It capped quite a journey for the Floridian. Without a card on any tour when Koepka got out of Florida State, he filled his passport on the Challenge Tour with stamps from Kazakhstan to Kenya, Scotland and Spain, India and the Madeira Island.

One night in Scotland, he called his agent and wanted to come home, even though he was leading the tournament. He had been on the road for so long, in so many different countries, and was feeling lonely. He won the next day to graduate to the European Tour. The next year, he earned a spot in the U.S. Open through a qualifier in England, and his tie for fourth at Pinehurst No. 2 helped him earn a card on the PGA Tour.

Koepka took it from there -- a victory in Turkey against a strong field, his first PGA Tour victory in the Phoenix Open, his first Ryder Cup and now a major championship.

"To go over there, I think it helped me grow up a little bit and really figure out that, hey, play golf, get it done, and then you can really take this somewhere," he said.

Koepka became the seventh straight first-time winner of a major championship, and it was the first time since 1998-2000 that Americans won their national championship three straight years.

Tommy Fleetwood, who played alongside Koepka and closed with a 72 to finish fourth, played the Challenge Tour a year before Koepka arrived.
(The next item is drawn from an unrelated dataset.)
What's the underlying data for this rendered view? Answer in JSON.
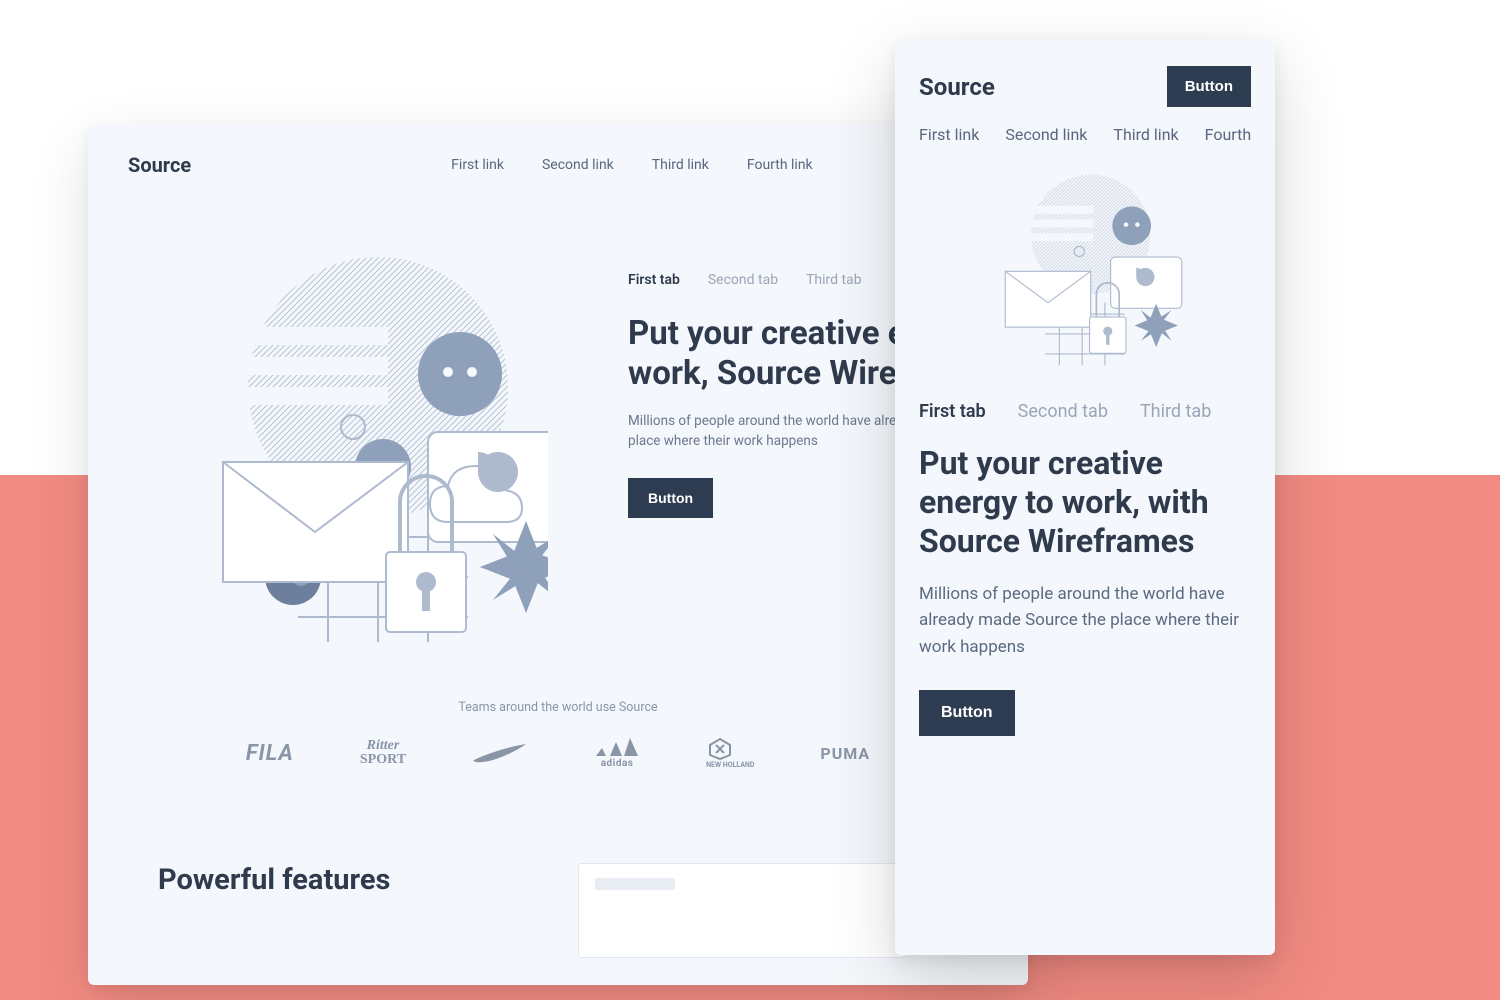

"It gives you a good grounding," Fleetwood said. "Obviously, Brooks dealt with it amazingly. He came and kicked everyone's (behind) over there, didn't he? But he's proven for a long time how good he is. Now he's done it in a major."

It was only fitting that Koepka left Erin Hills with yet another record matched or broken.

McIlroy finished at 16-under 268 when he won on rain-softened Congressional in the 2011 U.S. Open. But the low scoring went much deeper than that. Only six players had ever reached double digits under par in the previous 116 times at the U.S. Open. McIlroy and Tiger Woods (12 under at Pebble Beach in 2000) had been the only players to finish there.

This week alone, nine players reached at least 10 under and seven finished there.

Xander Schauffele, a rookie on the PGA Tour playing in his first U.S. Open, birdied his last hole for a 69 to tie for fifth at 10-under 268 along with Bill Haas (69) and Rickie Fowler (72), who was poised at yet another major to win only to fall back. Fowler started one shot out of the lead at the Masters this year and shot 76. He was only two behind when he made the turn, but bogeys on the 12th and 15th holes -- and no birdies until No. 18 -- ended his hopes.

Justin Thomas, coming off a 9-under 63 that matched the major championship scoring record and was the first 9-under round at a U.S. Open, went out in 39 and closed with a 75 to tie for ninth.

The week ended with 31 players under par, breaking the U.S. Open record of 28 players at Medinah in 1990. There were 133 sub-par rounds, nine more than the previous record in that 1990 U.S. Open.